At the pharmacy, I learned to trust my patient; at the hospital, I learned how to help a patient trust me. Recognizing that patients can become agitated from the unease of an unfamiliar situation, I realized that I shouldn’t immediately judge patients for this transient behavior. Instead, it is my job as healthcare professional to listen to them and hear their concerns. I should tell the patients that I understand that it is a scary time for them, and that I am there to serve them and facilitate healing. I now understand that by further developing this degree of trust, I can further optimize communication and improve patient outcomes.
Any time I have the opportunity to work with my patients, I now take a step back and try to get to know them as people. Behind every patient there is a story, and behind every patient’s story, there is a narrative I should strive to understand. There is real magic in the opportunity of healthcare providers to foster a relationship of trust with others. Between my successes and my failures in the future, I hope that the ability for patients to trust me will always persist.
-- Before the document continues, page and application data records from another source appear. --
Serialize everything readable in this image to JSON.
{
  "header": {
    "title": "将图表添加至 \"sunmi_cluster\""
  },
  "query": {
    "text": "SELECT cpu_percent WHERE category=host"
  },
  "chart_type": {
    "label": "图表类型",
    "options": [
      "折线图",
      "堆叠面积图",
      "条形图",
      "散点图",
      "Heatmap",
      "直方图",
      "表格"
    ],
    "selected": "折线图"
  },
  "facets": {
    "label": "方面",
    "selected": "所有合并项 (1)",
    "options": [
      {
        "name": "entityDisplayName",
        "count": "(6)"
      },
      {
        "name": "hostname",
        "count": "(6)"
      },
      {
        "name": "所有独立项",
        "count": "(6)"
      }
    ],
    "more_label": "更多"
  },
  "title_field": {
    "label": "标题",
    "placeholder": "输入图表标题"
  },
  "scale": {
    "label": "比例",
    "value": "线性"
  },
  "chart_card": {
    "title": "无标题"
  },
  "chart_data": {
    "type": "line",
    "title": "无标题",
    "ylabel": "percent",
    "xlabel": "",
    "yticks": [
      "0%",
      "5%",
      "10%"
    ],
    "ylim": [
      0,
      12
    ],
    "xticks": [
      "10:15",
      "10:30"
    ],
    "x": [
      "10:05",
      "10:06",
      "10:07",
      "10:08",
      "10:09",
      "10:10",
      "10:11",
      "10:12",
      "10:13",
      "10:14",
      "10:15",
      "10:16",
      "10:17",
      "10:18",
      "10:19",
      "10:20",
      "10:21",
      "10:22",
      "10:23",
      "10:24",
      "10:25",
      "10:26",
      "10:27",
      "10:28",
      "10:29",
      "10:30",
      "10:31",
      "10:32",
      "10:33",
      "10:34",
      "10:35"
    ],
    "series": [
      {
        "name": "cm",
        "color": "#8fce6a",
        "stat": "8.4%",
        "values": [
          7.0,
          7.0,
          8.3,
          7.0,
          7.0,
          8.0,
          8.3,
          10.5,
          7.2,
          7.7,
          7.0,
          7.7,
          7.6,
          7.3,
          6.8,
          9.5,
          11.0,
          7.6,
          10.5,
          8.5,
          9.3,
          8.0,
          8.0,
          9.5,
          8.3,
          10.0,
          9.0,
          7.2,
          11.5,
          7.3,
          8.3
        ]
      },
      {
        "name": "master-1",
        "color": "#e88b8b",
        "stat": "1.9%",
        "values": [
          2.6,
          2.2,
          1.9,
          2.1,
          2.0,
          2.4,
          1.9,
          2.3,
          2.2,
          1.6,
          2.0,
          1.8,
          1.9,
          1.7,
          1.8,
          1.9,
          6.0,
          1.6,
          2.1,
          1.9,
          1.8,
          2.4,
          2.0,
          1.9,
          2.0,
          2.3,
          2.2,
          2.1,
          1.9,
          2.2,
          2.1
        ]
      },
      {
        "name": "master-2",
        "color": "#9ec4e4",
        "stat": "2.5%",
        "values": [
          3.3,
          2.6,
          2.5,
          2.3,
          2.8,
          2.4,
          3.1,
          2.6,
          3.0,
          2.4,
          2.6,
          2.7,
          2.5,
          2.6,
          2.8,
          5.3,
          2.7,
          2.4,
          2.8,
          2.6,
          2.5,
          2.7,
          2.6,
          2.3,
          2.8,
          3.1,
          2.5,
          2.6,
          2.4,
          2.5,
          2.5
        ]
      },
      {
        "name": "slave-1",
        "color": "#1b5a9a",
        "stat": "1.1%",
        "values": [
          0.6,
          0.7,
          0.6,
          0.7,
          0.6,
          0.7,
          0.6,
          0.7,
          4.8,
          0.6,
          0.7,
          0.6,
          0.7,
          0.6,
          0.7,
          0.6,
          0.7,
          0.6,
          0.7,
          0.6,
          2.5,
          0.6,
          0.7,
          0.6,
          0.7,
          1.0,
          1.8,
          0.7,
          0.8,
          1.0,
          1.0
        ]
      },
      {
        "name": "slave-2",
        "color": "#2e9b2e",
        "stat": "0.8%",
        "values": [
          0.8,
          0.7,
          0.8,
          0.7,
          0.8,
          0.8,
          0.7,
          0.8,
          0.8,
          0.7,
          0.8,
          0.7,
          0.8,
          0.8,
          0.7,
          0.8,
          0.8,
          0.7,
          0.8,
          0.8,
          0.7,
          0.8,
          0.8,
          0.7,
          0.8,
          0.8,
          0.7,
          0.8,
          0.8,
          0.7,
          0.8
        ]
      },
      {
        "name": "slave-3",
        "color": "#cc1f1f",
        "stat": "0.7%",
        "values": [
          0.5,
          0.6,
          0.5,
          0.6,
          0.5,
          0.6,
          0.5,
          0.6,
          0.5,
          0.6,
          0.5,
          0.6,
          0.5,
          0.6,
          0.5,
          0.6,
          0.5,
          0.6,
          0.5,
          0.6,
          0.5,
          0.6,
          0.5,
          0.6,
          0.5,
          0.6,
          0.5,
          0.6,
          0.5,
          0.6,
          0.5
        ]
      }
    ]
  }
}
I am beyond excited to work with my patients, and I cannot wait to meet each and every one of them.